Get a heat pump. Save money, help the climate!

Heat pumps heat and cool, are energy efficient and a great climate solution. They also save money and work in cold weather. What’s not to love?

Yes, they work in the winter. Yes, they are super energy efficient. And yes they heat and cool spaces really well. They also save you money in the long run. No wonder the mighty heat pump is fast becoming a leading symbol of the clean energy transition.

What's a heat pump?

It’s called a “heat pump” because it can move heat either into the house or out of it, depending on the season. It doesn’t just heat your home. It cools it down too!

Just like an air conditioner, a heat pump absorbs heat from inside into a refrigerant and pumps it outside. It also does the same thing in reverse to bring heat inside. With the ability to move heat in both directions, a heat pump cools your home in summer and heats it in winter. Air-source and ground-source heat pumps are the most common.

Though increasing in popularity, heat pumps are not new! They were first developed and used in North America in 1948, with the technology greatly improving since.

How to reduce and eliminate fossil fuel use at home

When it comes to green home improvements, many think first and foremost about saving energy. But to make homes really climate-friendly, the focus should also be on getting fossil fuels out. The good news is that a heat pump does both.


Three benefits of installing a heat pump

1. Heat pumps save you money

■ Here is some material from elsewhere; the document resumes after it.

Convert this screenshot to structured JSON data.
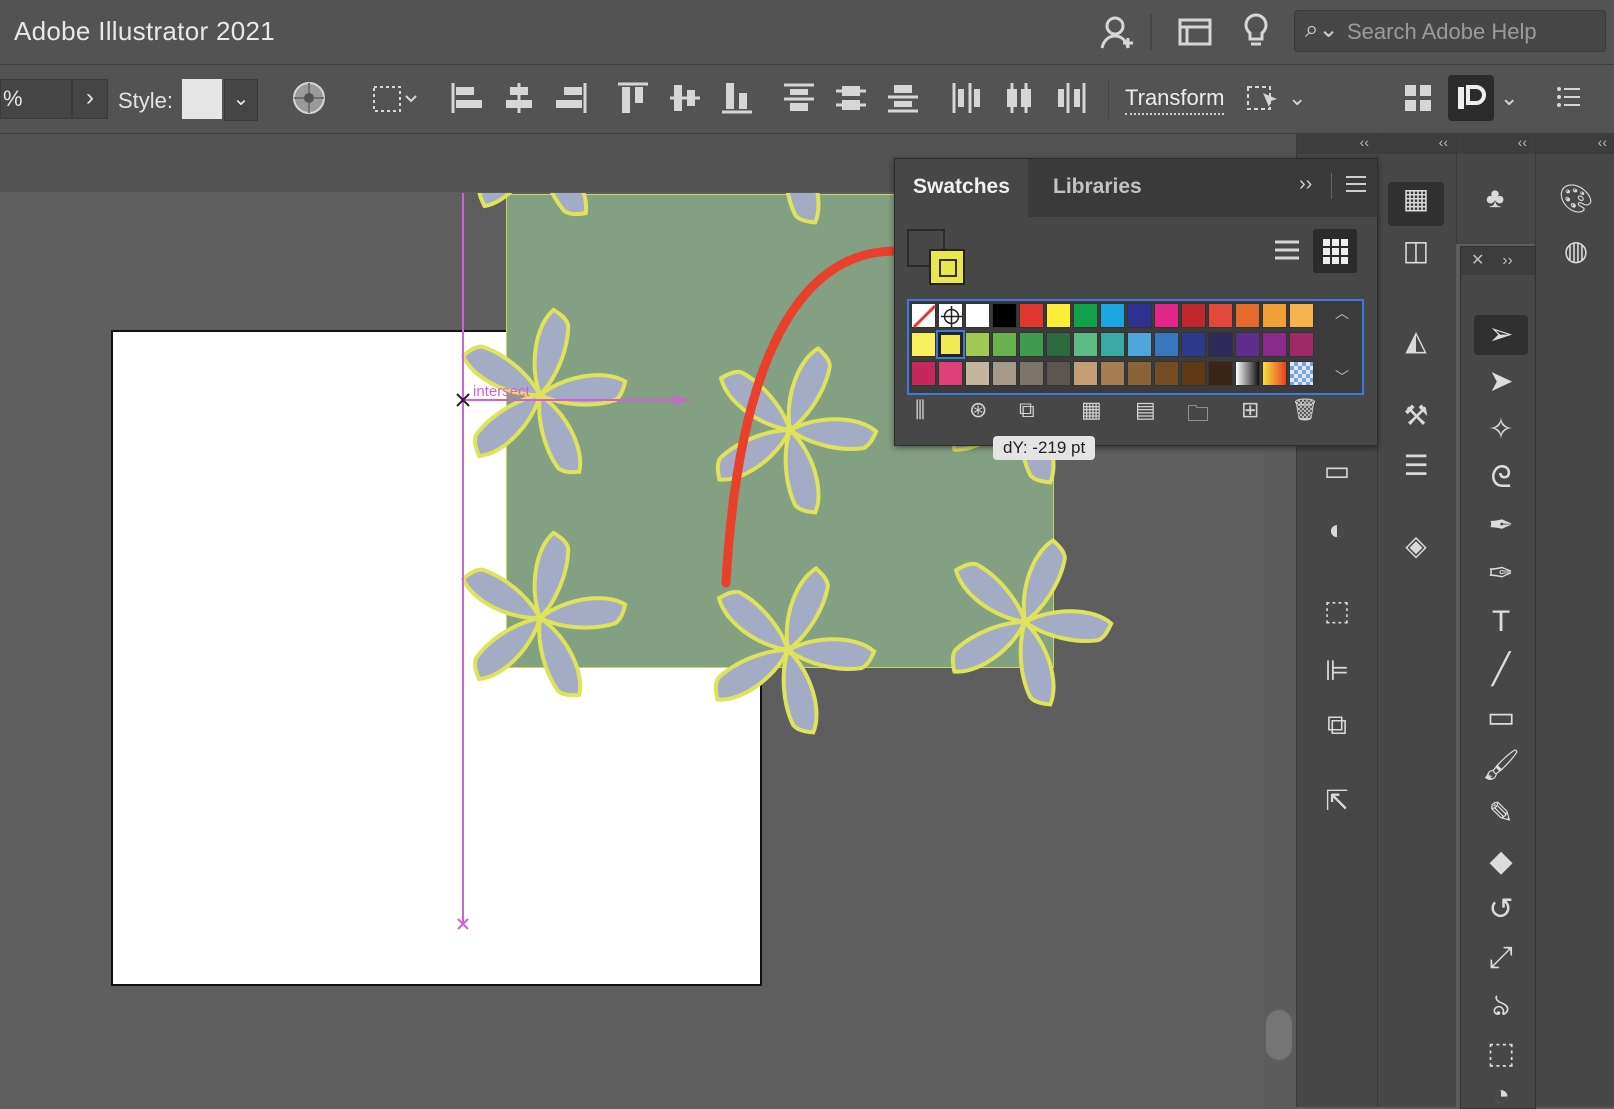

Heat pumps’ superpower is how efficient they are. Because of this, they’re the lowest-cost option for heating and cooling most homes in Canada, less expensive than gas or oil heating and traditional air conditioning in most cases. On average, using heat pumps with electric backup costs 13 per cent less than a gas system with air conditioning over its lifetime. Though the initial investment can be steep, heat pumps will pay for themselves over time with the money saved.

Check out the costs for changing to a heat pump in Vancouver, Edmonton, Toronto, Montreal and Halifax.

The federal government gives up to $5,000 rebates for heat pump installation and $15,000 to switch from heating oil. Some provinces offer additional rebates.

2. Heat pumps work in cold climates

Cold-climate air-source pump technology is designed to heat in temperatures as low as -31 C and most cold temperature heat pumps comes with conventional resistance backup for temperatures below that. The countries with the highest per capita heat pump use are Finland, Norway and Sweden — all with cold winters!

3. Heat pumps are climate winners

Heat pumps are up to 300 percent more energy efficient than electric baseboard heaters, and up to 50 per cent more energy efficient than the average air conditioning unit.

Because of their energy efficiency, heat pumps can lower emissions even in provinces with dirty (i.e., fossil-fuelled) electricity grids. They produce three to five kilowatt hours of thermal energy for every kWh of electricity consumed. Together, households in Canada can reduce climate pollution from home heating by a total of 19.6 million tonnes by 2035 just by using heat pumps for cooling rather than air conditioners.

A step toward getting fossil fuels out of your home!

Close up shot of a heat pump

Heat pumps save money, reduce pollution and help the climate

It sounds too good to be true: a way to efficiently heat and cool your space, save money, reduce indoor and outdoor pollution and do your part in the global effort to curtail climate change! Heat pumps may not seem exciting, but they’re quickly growing in popularity as the world shifts away from expensive, polluting, climate-altering coal, oil and gas.


Are heat pumps noisy?

Heat pump noise pollution is a common concern that can prevent folks from making the switch. It’s an issue in older models, but most newer ones are made to minimize noise. Look for low decibel ratings and features such as variable speed fans and compressors, soft start and stop functions, nighttime and/or low sound modes and insulated compressors.

The outdoor part of the heat pump system emits the most noise, so you may hear some if your unit is positioned close to a window. If yours is noisy, try installing waterproof, weatherproof sound panels. (Perfect if you live close to neighbours!)